In the entries below, find each line with the word "TimeSeriesPredictionEngine" and pull it out.

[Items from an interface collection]
•••

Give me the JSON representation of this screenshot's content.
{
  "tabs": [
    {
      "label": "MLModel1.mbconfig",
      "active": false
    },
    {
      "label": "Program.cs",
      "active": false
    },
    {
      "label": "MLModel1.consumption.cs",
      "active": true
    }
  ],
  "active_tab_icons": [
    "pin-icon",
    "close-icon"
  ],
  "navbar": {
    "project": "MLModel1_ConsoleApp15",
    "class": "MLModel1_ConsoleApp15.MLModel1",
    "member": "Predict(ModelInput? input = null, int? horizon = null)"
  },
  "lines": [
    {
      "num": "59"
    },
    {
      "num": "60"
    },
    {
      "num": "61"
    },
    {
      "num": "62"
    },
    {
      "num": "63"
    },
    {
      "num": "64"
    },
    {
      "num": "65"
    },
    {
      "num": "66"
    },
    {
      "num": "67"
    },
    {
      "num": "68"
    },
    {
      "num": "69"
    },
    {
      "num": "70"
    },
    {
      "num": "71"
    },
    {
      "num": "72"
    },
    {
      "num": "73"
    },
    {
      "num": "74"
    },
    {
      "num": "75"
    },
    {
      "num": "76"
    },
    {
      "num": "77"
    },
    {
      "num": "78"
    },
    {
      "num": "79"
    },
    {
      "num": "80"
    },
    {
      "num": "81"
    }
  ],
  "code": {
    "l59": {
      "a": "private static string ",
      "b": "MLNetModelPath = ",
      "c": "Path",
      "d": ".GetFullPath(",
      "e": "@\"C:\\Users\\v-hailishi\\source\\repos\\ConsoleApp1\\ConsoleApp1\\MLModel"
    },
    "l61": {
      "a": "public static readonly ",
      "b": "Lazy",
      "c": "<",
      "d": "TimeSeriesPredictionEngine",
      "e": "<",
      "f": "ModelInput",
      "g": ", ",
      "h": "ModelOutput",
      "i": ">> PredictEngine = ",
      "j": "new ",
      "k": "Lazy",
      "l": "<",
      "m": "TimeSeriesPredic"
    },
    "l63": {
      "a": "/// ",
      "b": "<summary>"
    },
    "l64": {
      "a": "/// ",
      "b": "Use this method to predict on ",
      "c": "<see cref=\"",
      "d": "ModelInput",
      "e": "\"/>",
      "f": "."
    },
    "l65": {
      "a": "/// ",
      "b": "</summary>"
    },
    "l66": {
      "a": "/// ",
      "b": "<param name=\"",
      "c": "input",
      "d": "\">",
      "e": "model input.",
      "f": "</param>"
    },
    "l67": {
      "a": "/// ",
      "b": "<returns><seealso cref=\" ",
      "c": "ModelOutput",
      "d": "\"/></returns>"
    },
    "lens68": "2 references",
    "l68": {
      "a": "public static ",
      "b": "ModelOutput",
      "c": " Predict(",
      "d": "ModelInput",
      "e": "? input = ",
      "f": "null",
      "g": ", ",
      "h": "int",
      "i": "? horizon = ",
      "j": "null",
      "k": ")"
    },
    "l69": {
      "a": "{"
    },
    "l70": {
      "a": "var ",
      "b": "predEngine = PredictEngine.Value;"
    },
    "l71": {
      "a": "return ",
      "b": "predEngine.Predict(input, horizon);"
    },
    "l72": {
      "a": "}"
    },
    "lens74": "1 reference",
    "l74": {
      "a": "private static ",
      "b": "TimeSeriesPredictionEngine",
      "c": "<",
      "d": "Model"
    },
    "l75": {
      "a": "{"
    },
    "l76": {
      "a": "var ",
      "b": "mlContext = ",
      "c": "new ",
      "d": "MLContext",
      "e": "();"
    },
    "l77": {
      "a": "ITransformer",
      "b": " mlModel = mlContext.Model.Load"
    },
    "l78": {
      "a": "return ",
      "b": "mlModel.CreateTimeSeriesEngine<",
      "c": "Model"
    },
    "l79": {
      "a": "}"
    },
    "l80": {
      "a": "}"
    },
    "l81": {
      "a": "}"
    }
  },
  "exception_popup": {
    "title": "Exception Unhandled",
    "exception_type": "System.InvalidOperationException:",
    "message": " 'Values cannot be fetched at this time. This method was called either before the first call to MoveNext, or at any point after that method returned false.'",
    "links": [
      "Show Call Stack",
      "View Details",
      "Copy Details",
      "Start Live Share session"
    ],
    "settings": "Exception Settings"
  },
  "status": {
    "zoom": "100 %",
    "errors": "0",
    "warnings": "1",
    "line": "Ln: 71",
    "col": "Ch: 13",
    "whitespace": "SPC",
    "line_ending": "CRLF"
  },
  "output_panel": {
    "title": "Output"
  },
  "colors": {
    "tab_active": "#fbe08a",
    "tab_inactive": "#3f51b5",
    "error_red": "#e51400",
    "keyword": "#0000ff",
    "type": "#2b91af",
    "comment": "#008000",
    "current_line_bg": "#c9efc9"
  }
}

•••

◆ **Task answer**
      "d": "TimeSeriesPredictionEngine",
      "b": "TimeSeriesPredictionEngine",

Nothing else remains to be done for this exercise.